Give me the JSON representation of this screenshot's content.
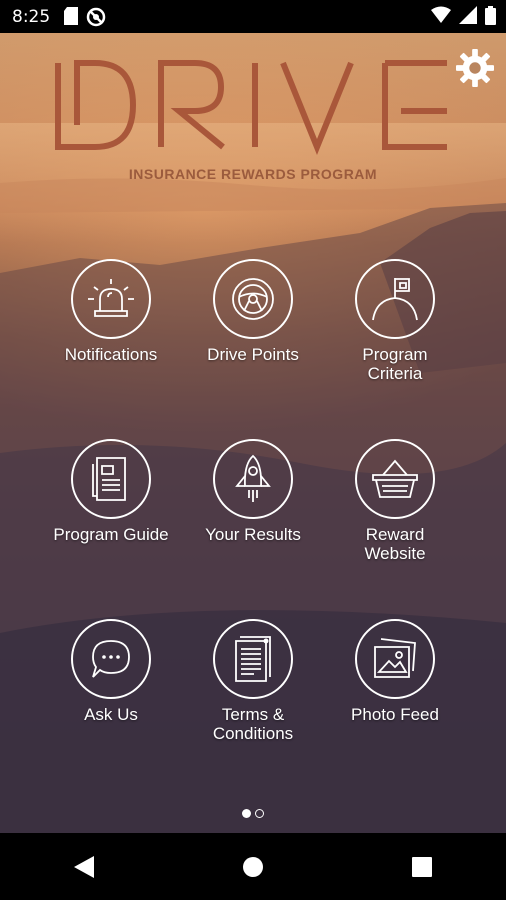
{
  "status_bar": {
    "time": "8:25",
    "left_icons": [
      "sd-card-icon",
      "no-sync-icon"
    ],
    "right_icons": [
      "wifi-icon",
      "signal-icon",
      "battery-icon"
    ]
  },
  "header": {
    "logo_text": "DRIVE",
    "tagline": "INSURANCE REWARDS PROGRAM",
    "settings_icon": "gear-icon"
  },
  "menu": {
    "items": [
      {
        "label": "Notifications",
        "icon": "siren-icon"
      },
      {
        "label": "Drive Points",
        "icon": "steering-wheel-icon"
      },
      {
        "label": "Program Criteria",
        "icon": "summit-flag-icon"
      },
      {
        "label": "Program Guide",
        "icon": "guide-book-icon"
      },
      {
        "label": "Your Results",
        "icon": "rocket-icon"
      },
      {
        "label": "Reward Website",
        "icon": "basket-icon"
      },
      {
        "label": "Ask Us",
        "icon": "chat-bubble-icon"
      },
      {
        "label": "Terms & Conditions",
        "icon": "document-icon"
      },
      {
        "label": "Photo Feed",
        "icon": "photos-icon"
      }
    ]
  },
  "pager": {
    "current_page": 1,
    "total_pages": 2
  },
  "nav_bar": {
    "buttons": [
      "back-icon",
      "home-icon",
      "recents-icon"
    ]
  },
  "colors": {
    "logo": "#a9573a",
    "tagline": "#9b5b3d",
    "accent_white": "#ffffff"
  }
}
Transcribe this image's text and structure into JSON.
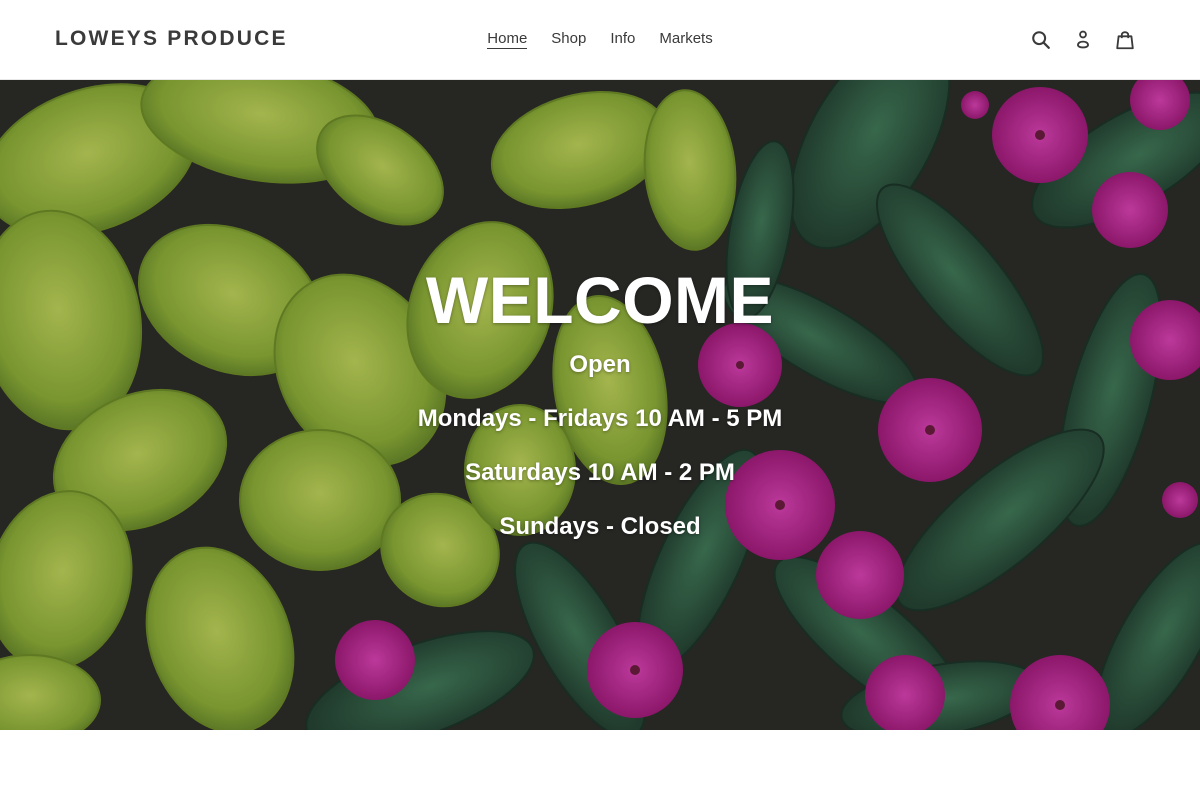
{
  "header": {
    "logo": "LOWEYS PRODUCE",
    "nav": [
      {
        "label": "Home",
        "active": true
      },
      {
        "label": "Shop"
      },
      {
        "label": "Info"
      },
      {
        "label": "Markets"
      }
    ],
    "icons": [
      "search-icon",
      "account-icon",
      "cart-icon"
    ]
  },
  "hero": {
    "title": "WELCOME",
    "lines": [
      "Open",
      "Mondays - Fridays 10 AM - 5 PM",
      "Saturdays 10 AM - 2 PM",
      "Sundays - Closed"
    ],
    "background": "green foliage with magenta flowers"
  },
  "colors": {
    "text": "#3a3a3a",
    "leaf_light": "#9dbb3a",
    "leaf_dark": "#2f5a3c",
    "flower": "#c2228f"
  }
}
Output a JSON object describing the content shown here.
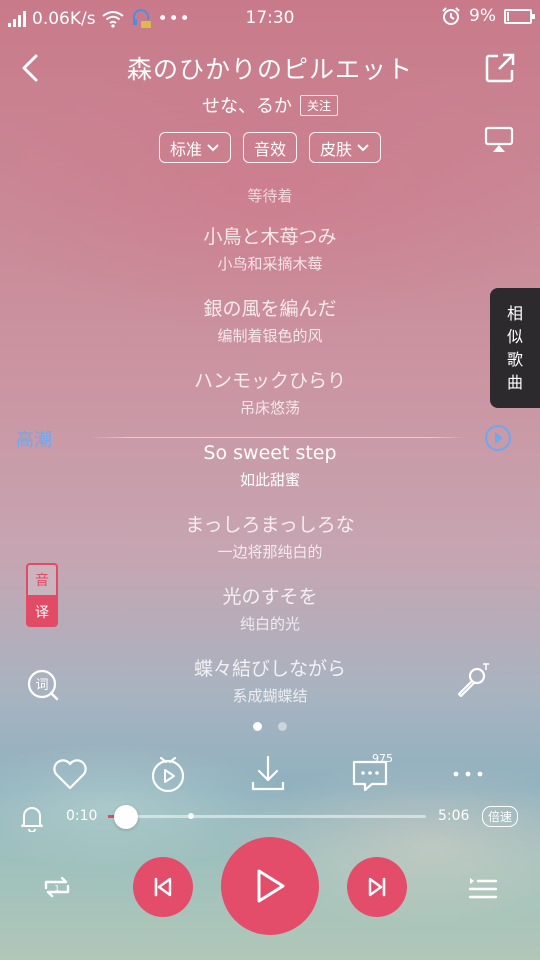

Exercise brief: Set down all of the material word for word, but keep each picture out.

Answer:
Give me the JSON representation of this screenshot's content.
{
  "status_bar": {
    "time": "8:25",
    "left_icons": [
      "sd-card-icon",
      "no-sync-icon"
    ],
    "right_icons": [
      "wifi-icon",
      "signal-icon",
      "battery-icon"
    ]
  },
  "header": {
    "logo_text": "DRIVE",
    "tagline": "INSURANCE REWARDS PROGRAM",
    "settings_icon": "gear-icon"
  },
  "menu": {
    "items": [
      {
        "label": "Notifications",
        "icon": "siren-icon"
      },
      {
        "label": "Drive Points",
        "icon": "steering-wheel-icon"
      },
      {
        "label": "Program Criteria",
        "icon": "summit-flag-icon"
      },
      {
        "label": "Program Guide",
        "icon": "guide-book-icon"
      },
      {
        "label": "Your Results",
        "icon": "rocket-icon"
      },
      {
        "label": "Reward Website",
        "icon": "basket-icon"
      },
      {
        "label": "Ask Us",
        "icon": "chat-bubble-icon"
      },
      {
        "label": "Terms & Conditions",
        "icon": "document-icon"
      },
      {
        "label": "Photo Feed",
        "icon": "photos-icon"
      }
    ]
  },
  "pager": {
    "current_page": 1,
    "total_pages": 2
  },
  "nav_bar": {
    "buttons": [
      "back-icon",
      "home-icon",
      "recents-icon"
    ]
  },
  "colors": {
    "logo": "#a9573a",
    "tagline": "#9b5b3d",
    "accent_white": "#ffffff"
  }
}
Transcribe this image's text and structure into JSON.
{
  "header": {
    "logo": "LOWEYS PRODUCE",
    "nav": [
      {
        "label": "Home",
        "active": true
      },
      {
        "label": "Shop"
      },
      {
        "label": "Info"
      },
      {
        "label": "Markets"
      }
    ],
    "icons": [
      "search-icon",
      "account-icon",
      "cart-icon"
    ]
  },
  "hero": {
    "title": "WELCOME",
    "lines": [
      "Open",
      "Mondays - Fridays 10 AM - 5 PM",
      "Saturdays 10 AM - 2 PM",
      "Sundays - Closed"
    ],
    "background": "green foliage with magenta flowers"
  },
  "colors": {
    "text": "#3a3a3a",
    "leaf_light": "#9dbb3a",
    "leaf_dark": "#2f5a3c",
    "flower": "#c2228f"
  }
}
Output a JSON object describing the content shown here.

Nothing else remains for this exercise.